Once I’d checked in and slept for a couple of hours, I went back into town, via the super-efficient U-bahn. I headed for the Englischer Garten, a huge park stretching along the east side of the city. It proved surprisingly difficult to find, and after some while wandering up and down Leopoldstrasse, I ended up in the Hofgarten instead. There was a sudden heavy rainshower, and I took refuge in a small covered spot in the middle while I consulted my guidebook.
Eventually, the rain stopped and the sun came out, and despite a monstrously unhelpful map in my Rough Guide I worked out I was right next to the Englischer Garten, so I gathered my stuff and set off. I was glad to leave the Hofgarten: It had been quite pleasant, until a Ukrainian violinist appeared, and began tuning up. After about 10 minutes, he stopped, paused, and began again. I realised he was actually playing a tune, and made a rapid exit.
The Englischer Garten was well worth finding. On this warm May evening, it couldn’t have been nicer. The park has wide open spaces, rivers, lakes, islands – basically everything you want in a nice park. I headed towards a strange tower on a small hill. According to the spectacularly useless Rough Guide to Europe (of which more later) this was the Monopteros. What it is for or why it is there was not explained. Still, it looked quite intriguing, so I went to have a look.
A quick dash up the little hill leads you to a fine view over the park. There are no clues on the Monopteros itself as to what it does, so you just have to appreciate it for what it is. But strange towers on little hills are OK by me, so I sat there for a while in the evening sunshine. There was a group of percussionists playing away to the left, and I could hear a brass band somewhere off to the right.
From the Monopteros, I wandered off towards the sound of the music.
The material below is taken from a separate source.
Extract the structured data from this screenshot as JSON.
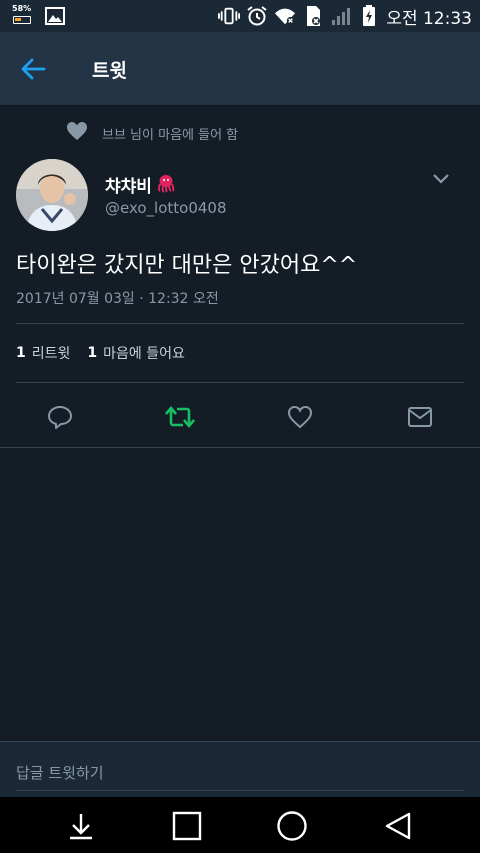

It turned out to be coming from the Chinesischer Turm, a huge pagoda type of thing surrounded by trees. There was a traditional Bavarian band playing, all in lederhosen and silly hats. Almost overwhelmed by stereotypes, I wandered on up the park.
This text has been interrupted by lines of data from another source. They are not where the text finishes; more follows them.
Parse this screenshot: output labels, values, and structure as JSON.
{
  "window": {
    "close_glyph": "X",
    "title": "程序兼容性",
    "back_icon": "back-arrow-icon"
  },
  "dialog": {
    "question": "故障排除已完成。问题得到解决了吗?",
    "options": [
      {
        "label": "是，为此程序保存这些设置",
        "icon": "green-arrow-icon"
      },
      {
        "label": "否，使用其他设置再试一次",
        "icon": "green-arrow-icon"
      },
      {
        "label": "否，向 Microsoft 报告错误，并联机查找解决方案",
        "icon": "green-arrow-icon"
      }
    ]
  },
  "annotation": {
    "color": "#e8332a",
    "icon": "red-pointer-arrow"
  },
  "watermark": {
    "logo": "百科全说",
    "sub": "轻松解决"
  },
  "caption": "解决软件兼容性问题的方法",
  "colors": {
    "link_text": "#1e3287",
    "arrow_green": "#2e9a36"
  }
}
Having sat around for a while by the Kleinhesseloher See, the lake at the top end of the park, I wandered out of the park through the back streets to Ludwigstrasse. This road passes through the heart of the university, and many grand old buildings line the way. They looked fabulous in the late evening light. All in all, I was impressed with Munich, and even the rat which ran almost over my feet as I made my way back to the hostel didn’t dent my good mood.